§ WHAT YOU WILL DO
Gather each line in the entries that includes the string "dung".

(Dataset rows describing interfaces)
-----

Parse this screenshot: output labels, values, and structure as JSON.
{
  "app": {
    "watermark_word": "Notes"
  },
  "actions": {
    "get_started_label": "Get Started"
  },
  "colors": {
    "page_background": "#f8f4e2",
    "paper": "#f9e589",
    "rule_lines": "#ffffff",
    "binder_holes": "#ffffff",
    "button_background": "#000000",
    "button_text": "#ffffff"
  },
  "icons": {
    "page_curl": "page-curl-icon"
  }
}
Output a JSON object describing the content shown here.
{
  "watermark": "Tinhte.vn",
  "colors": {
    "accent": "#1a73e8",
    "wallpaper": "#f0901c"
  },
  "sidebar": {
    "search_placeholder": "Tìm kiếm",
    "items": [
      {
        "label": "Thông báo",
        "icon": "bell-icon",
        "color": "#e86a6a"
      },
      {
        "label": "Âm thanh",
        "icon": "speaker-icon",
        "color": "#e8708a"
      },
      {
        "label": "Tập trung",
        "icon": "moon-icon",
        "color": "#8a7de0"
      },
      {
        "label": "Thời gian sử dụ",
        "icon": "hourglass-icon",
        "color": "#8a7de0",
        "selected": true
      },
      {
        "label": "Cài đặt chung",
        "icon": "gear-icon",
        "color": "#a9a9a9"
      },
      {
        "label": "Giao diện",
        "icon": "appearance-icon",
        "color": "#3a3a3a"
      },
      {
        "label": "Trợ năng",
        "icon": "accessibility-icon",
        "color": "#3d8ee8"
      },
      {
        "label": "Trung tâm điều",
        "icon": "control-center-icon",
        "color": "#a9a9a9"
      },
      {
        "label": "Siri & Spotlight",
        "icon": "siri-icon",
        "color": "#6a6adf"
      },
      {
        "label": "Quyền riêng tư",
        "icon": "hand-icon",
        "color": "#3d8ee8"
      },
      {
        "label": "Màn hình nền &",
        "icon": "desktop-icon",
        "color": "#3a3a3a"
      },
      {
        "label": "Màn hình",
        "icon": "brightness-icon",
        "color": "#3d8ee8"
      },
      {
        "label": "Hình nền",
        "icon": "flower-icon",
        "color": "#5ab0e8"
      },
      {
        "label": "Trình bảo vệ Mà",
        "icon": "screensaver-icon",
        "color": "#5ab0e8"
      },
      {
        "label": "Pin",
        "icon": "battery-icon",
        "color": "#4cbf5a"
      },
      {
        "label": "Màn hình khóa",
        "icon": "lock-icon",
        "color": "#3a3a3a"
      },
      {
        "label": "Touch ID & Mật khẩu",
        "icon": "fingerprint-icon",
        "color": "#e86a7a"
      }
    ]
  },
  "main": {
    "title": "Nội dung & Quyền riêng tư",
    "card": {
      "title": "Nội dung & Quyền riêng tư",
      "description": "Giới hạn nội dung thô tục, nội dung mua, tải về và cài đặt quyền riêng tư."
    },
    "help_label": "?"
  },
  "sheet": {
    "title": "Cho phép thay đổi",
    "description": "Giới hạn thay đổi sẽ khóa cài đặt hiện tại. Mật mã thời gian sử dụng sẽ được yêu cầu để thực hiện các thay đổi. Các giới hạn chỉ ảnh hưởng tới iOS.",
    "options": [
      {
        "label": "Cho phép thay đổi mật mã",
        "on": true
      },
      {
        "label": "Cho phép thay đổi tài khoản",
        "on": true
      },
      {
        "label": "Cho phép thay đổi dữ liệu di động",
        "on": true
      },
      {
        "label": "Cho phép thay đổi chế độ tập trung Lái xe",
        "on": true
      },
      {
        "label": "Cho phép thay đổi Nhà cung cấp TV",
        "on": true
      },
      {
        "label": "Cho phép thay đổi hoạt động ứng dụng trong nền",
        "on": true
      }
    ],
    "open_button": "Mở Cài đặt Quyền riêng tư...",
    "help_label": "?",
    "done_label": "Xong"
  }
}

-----

§ COMPLETED EXERCISE
    "title": "Nội dung & Quyền riêng tư",
      "title": "Nội dung & Quyền riêng tư",
      "description": "Giới hạn nội dung thô tục, nội dung mua, tải về và cài đặt quyền riêng tư."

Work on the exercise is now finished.